Code reviews are a valuable tool for improving code quality and sharing knowledge across the teams working on the codebase. There are tons of best practices available online, but over time each company (or as in this case a swarm of companies working in the same codebase) adopts practices which suits their needs and culture.
Code reviews lose all their value if nobody feels motivated to comment on code that they feel needs improvements or further explaining, or if these comments have a negative effect on the programmer who committed the code.
Reviews should be concise and written in neutral language. Critique the code, not the author. When something is unclear, ask for clarification rather than assuming ignorance.
There are many programmers contributing to this repository, people who have different backgrounds, culture and personalities. It is very likely that without a common code review etiquette, people will receive comments on their pull requests that might offend them, when the commenter meant no harm, or accidentally chose some unfortunate words.
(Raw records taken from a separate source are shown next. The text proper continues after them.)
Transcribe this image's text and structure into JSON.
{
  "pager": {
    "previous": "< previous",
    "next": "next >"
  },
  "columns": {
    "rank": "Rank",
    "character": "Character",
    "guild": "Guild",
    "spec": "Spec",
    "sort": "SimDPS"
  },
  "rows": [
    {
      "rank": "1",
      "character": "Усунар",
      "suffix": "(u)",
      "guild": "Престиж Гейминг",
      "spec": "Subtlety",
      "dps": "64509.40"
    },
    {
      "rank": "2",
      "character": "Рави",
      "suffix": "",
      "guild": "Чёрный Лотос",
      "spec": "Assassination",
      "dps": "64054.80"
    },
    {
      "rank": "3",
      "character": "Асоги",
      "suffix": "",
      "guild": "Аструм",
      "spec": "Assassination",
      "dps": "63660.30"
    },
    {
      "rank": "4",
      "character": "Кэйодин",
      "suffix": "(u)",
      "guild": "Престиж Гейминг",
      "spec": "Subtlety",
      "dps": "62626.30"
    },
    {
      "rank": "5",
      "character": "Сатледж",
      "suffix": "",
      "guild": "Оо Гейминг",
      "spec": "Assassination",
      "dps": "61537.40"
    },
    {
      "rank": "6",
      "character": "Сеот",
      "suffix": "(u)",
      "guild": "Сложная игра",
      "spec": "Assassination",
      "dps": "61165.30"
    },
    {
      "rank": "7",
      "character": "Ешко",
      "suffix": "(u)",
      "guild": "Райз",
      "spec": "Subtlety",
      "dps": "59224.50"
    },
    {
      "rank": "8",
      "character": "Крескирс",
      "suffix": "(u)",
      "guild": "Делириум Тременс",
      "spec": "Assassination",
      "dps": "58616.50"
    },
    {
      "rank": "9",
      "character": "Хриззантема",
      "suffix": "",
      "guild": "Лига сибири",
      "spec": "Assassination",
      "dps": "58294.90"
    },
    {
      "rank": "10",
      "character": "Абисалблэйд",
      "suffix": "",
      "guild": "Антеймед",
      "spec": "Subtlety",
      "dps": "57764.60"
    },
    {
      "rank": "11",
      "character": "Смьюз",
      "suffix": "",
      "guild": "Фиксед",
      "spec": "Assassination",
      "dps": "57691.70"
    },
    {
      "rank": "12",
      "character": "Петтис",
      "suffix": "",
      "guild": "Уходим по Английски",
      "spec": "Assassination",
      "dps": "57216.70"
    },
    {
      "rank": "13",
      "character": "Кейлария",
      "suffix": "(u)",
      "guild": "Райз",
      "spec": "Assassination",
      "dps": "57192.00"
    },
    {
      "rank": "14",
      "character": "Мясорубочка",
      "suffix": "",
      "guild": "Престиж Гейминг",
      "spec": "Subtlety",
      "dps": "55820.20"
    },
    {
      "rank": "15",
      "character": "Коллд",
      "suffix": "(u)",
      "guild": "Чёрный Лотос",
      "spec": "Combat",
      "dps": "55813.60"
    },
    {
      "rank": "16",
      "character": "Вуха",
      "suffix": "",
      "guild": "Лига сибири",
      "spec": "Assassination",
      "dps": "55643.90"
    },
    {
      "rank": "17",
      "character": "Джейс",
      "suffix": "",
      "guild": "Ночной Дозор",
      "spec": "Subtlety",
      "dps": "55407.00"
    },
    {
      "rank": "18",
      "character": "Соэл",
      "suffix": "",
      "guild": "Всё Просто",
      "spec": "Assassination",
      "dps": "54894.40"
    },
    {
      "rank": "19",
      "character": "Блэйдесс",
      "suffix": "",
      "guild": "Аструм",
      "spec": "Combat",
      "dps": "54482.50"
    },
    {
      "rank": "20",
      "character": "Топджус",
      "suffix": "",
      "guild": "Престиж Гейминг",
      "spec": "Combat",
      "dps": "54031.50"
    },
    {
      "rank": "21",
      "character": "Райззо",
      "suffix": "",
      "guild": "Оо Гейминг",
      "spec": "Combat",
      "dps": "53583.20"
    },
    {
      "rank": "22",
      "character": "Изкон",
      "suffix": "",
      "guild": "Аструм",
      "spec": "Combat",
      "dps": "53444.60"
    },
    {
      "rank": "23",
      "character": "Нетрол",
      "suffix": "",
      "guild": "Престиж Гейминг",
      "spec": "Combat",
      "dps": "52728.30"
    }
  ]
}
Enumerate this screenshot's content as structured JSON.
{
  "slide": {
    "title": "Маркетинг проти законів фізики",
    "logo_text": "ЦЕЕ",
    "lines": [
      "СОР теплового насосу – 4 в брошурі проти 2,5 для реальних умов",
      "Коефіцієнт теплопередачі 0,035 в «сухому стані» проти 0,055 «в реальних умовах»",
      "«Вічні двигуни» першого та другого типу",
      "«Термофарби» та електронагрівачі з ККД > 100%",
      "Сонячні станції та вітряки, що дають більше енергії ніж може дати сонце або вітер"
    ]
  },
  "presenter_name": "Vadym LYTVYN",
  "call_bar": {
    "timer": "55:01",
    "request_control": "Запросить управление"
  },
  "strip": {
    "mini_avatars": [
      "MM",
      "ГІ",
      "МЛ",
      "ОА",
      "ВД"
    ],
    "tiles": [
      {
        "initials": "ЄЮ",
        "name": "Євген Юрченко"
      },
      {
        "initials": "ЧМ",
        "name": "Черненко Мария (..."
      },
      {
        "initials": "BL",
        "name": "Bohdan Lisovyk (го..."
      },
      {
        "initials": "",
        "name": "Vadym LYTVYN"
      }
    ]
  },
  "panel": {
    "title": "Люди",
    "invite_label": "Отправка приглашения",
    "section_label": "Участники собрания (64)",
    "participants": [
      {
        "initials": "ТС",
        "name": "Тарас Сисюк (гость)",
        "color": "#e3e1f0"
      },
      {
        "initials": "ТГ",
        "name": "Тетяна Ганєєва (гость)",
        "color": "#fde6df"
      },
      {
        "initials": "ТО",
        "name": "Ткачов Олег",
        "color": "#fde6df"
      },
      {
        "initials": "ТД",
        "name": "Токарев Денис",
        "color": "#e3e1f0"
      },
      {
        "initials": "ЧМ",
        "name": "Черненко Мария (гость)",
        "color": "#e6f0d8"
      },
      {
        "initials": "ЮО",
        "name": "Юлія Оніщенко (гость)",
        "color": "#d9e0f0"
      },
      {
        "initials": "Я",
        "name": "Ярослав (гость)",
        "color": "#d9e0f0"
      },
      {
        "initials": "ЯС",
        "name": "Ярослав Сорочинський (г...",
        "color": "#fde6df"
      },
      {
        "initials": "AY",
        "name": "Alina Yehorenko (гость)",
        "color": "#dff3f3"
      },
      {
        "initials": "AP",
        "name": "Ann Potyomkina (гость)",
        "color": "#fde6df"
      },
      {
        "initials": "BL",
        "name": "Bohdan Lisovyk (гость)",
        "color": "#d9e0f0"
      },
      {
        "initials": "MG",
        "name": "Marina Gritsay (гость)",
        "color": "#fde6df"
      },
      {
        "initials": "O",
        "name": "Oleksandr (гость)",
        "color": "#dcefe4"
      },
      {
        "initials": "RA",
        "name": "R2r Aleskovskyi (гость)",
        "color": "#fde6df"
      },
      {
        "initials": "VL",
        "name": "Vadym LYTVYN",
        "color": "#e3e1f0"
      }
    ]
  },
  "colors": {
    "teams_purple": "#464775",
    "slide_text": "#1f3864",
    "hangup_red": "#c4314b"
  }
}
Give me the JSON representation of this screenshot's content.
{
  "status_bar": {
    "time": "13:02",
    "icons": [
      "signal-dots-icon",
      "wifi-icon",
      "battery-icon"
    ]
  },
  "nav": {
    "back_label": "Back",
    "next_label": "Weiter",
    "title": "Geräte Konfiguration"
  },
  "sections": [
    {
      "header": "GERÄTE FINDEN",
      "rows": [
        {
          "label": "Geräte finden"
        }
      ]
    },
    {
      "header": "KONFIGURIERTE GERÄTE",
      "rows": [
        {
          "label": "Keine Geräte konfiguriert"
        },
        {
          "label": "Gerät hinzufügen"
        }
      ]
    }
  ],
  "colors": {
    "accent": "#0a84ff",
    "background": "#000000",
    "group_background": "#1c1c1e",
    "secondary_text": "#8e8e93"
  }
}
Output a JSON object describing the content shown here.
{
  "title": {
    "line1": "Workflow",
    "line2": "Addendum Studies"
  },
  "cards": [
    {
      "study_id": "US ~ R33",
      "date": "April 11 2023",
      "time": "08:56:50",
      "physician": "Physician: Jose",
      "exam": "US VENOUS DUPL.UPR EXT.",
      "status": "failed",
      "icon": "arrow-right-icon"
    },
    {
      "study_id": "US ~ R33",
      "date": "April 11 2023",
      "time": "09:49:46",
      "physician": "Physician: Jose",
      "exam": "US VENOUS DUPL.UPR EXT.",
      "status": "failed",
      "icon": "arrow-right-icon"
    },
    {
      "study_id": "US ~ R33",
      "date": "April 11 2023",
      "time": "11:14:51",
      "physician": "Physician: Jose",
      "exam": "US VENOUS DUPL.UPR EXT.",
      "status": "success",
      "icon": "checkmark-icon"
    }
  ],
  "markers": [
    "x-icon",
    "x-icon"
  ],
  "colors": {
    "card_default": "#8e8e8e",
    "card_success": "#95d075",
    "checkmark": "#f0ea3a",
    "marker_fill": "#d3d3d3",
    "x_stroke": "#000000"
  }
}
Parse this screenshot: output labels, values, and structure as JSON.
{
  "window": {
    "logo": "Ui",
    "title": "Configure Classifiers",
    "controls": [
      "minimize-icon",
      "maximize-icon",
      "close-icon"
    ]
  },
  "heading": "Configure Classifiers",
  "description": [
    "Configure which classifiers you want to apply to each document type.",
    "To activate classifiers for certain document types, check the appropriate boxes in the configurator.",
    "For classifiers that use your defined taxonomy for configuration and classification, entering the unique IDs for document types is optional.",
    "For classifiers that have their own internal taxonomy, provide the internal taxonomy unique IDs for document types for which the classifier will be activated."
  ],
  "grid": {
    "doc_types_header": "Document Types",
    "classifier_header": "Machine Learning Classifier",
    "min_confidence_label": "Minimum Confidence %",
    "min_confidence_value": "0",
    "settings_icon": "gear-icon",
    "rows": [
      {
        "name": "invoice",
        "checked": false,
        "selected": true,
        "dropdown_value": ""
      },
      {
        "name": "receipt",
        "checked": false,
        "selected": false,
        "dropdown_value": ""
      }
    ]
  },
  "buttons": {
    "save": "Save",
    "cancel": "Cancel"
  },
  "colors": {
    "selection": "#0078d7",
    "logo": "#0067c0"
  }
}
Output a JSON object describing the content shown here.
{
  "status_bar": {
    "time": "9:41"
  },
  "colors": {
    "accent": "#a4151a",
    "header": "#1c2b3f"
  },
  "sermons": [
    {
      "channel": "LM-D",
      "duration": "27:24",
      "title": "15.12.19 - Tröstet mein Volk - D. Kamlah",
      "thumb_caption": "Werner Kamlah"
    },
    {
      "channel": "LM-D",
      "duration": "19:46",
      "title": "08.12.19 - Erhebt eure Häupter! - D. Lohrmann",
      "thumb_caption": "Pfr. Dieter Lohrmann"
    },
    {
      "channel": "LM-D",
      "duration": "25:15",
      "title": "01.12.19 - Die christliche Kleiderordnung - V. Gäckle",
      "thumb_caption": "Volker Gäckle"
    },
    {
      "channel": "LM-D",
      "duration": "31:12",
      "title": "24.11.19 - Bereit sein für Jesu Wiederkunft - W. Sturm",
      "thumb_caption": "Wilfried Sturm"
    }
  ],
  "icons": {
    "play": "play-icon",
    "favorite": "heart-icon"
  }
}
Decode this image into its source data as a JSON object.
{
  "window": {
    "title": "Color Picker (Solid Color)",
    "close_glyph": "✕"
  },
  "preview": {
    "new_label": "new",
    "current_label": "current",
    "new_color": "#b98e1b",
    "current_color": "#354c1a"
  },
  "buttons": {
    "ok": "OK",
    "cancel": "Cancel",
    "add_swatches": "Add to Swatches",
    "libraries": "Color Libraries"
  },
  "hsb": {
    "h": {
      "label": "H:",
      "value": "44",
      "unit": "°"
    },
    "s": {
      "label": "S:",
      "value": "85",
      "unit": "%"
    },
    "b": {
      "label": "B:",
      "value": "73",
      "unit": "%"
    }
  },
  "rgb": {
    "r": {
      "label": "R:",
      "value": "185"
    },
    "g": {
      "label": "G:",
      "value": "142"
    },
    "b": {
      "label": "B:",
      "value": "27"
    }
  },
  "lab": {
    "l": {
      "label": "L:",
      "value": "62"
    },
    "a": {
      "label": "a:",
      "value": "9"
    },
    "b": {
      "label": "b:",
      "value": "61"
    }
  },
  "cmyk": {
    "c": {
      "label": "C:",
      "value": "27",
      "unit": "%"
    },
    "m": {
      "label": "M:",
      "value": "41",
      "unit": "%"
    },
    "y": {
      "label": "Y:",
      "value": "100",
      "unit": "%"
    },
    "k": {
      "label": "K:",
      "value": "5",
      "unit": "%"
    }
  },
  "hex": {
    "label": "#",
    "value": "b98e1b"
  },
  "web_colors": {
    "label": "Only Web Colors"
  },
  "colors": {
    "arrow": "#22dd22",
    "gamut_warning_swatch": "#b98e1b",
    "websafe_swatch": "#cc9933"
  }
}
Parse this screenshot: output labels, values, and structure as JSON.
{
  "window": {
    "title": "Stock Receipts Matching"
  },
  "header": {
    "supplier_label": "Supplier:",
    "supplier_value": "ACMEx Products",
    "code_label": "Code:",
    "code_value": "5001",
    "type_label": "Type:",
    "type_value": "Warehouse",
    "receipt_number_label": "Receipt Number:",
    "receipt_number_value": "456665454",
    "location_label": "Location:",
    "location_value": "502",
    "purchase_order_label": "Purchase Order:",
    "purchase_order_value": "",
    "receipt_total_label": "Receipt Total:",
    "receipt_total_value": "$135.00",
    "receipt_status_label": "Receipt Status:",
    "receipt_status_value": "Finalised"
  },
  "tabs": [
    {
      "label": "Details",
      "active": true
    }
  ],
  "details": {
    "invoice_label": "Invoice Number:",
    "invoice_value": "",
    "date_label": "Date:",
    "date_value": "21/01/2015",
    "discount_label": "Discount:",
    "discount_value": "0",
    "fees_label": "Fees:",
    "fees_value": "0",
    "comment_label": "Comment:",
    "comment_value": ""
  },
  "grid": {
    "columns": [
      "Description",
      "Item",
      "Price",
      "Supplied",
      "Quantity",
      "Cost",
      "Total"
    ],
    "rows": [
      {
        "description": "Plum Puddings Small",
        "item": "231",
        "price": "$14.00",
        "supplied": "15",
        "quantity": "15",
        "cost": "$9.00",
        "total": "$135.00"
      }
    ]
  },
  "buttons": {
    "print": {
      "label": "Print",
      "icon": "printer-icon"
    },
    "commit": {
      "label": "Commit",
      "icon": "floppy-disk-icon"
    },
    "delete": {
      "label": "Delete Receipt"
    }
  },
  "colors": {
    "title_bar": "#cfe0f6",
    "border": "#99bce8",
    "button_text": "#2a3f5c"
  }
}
To minimize the likelihood of this happening we want to apply the following language when reviewing code committed by programmers you do not know:
- Start comments with
Consider:where you want to share knowledge, or do not have a strong opinion on if this change is necessary in order to get an approval for the pull request.
- Start comments with
Should:where the code in question should be changed because it is buggy, has some dangerous side effect or introduces a bad performance hit. These types of comments often spark a discussion, so try to keep it positive and rational. If you cannot back this comment on with meaningful arguments, you should not have made this comment to begin with.
Code coverage is a measurement used to express which lines of code were executed by a test suite.
Code coverage is measured by the test runner which can be configured to generate a coverage report at the end of a test run.
Even though the coverage report can be viewed in a browser by itself it is quite limited.
The main features are listed below and instructions on how to use them.
Basically hits are lines are covered by tests, misses are lines that are not covered with tests and partials are lines partially covered with tests.
To calculate the coverage ratio we do
hits / (hits + misses + partials)
Currently merge checks are not configured.